Work to complete: The answer must be an exact copy of the entries that follow, with all images removed.

Data:
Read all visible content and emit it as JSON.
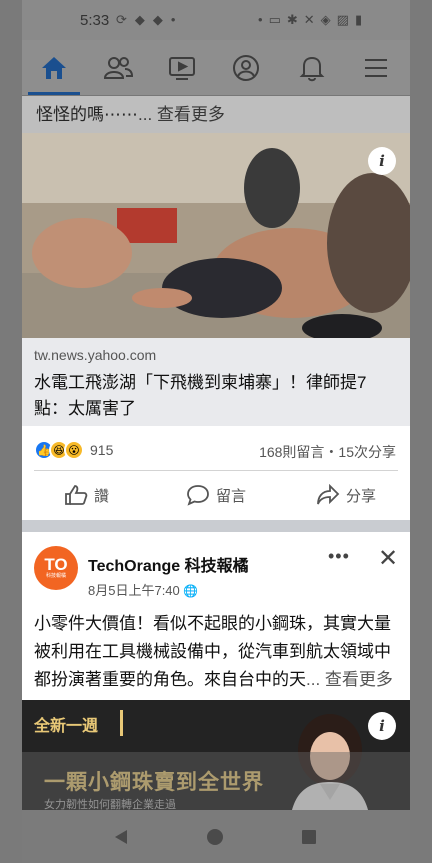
{
  "status_bar": {
    "time": "5:33",
    "left_icons": [
      "sync-icon",
      "android-icon",
      "android-icon",
      "dot-icon"
    ],
    "right_icons": [
      "dot-icon",
      "cast-icon",
      "bluetooth-icon",
      "mute-icon",
      "wifi-icon",
      "no-sim-icon",
      "battery-icon"
    ]
  },
  "nav": {
    "items": [
      {
        "name": "home",
        "icon": "home-icon",
        "active": true
      },
      {
        "name": "friends",
        "icon": "friends-icon",
        "active": false
      },
      {
        "name": "watch",
        "icon": "video-icon",
        "active": false
      },
      {
        "name": "profile",
        "icon": "profile-icon",
        "active": false
      },
      {
        "name": "notifications",
        "icon": "bell-icon",
        "active": false
      },
      {
        "name": "menu",
        "icon": "menu-icon",
        "active": false
      }
    ]
  },
  "post1": {
    "caption_tail": "怪怪的嗎⋯⋯",
    "see_more": "... 查看更多",
    "link_domain": "tw.news.yahoo.com",
    "link_title": "水電工飛澎湖「下飛機到柬埔寨」！律師提7點：太厲害了",
    "reaction_count": "915",
    "reaction_meta": "168則留言・15次分享",
    "actions": {
      "like": "讚",
      "comment": "留言",
      "share": "分享"
    }
  },
  "post2": {
    "avatar_text": "TO",
    "avatar_sub": "科技報橘",
    "page_name": "TechOrange 科技報橘",
    "time": "8月5日上午7:40",
    "text": "小零件大價值！看似不起眼的小鋼珠，其實大量被利用在工具機械設備中，從汽車到航太領域中都扮演著重要的角色。來自台中的天",
    "see_more": "... 查看更多",
    "more_label": "•••",
    "close_label": "✕"
  },
  "banner": {
    "tag": "全新一週",
    "title": "一顆小鋼珠賣到全世界",
    "subtitle": "女力韌性如何翻轉企業走過"
  },
  "info_label": "i",
  "colors": {
    "accent": "#1877f2",
    "banner_gold": "#e8c877",
    "avatar_orange": "#f26522"
  }
}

Task solution:
Read all visible content and emit it as JSON.
{
  "status_bar": {
    "time": "5:33",
    "left_icons": [
      "sync-icon",
      "android-icon",
      "android-icon",
      "dot-icon"
    ],
    "right_icons": [
      "dot-icon",
      "cast-icon",
      "bluetooth-icon",
      "mute-icon",
      "wifi-icon",
      "no-sim-icon",
      "battery-icon"
    ]
  },
  "nav": {
    "items": [
      {
        "name": "home",
        "icon": "home-icon",
        "active": true
      },
      {
        "name": "friends",
        "icon": "friends-icon",
        "active": false
      },
      {
        "name": "watch",
        "icon": "video-icon",
        "active": false
      },
      {
        "name": "profile",
        "icon": "profile-icon",
        "active": false
      },
      {
        "name": "notifications",
        "icon": "bell-icon",
        "active": false
      },
      {
        "name": "menu",
        "icon": "menu-icon",
        "active": false
      }
    ]
  },
  "post1": {
    "caption_tail": "怪怪的嗎⋯⋯",
    "see_more": "... 查看更多",
    "link_domain": "tw.news.yahoo.com",
    "link_title": "水電工飛澎湖「下飛機到柬埔寨」！律師提7點：太厲害了",
    "reaction_count": "915",
    "reaction_meta": "168則留言・15次分享",
    "actions": {
      "like": "讚",
      "comment": "留言",
      "share": "分享"
    }
  },
  "post2": {
    "avatar_text": "TO",
    "avatar_sub": "科技報橘",
    "page_name": "TechOrange 科技報橘",
    "time": "8月5日上午7:40",
    "text": "小零件大價值！看似不起眼的小鋼珠，其實大量被利用在工具機械設備中，從汽車到航太領域中都扮演著重要的角色。來自台中的天",
    "see_more": "... 查看更多",
    "more_label": "•••",
    "close_label": "✕"
  },
  "banner": {
    "tag": "全新一週",
    "title": "一顆小鋼珠賣到全世界",
    "subtitle": "女力韌性如何翻轉企業走過"
  },
  "info_label": "i",
  "colors": {
    "accent": "#1877f2",
    "banner_gold": "#e8c877",
    "avatar_orange": "#f26522"
  }
}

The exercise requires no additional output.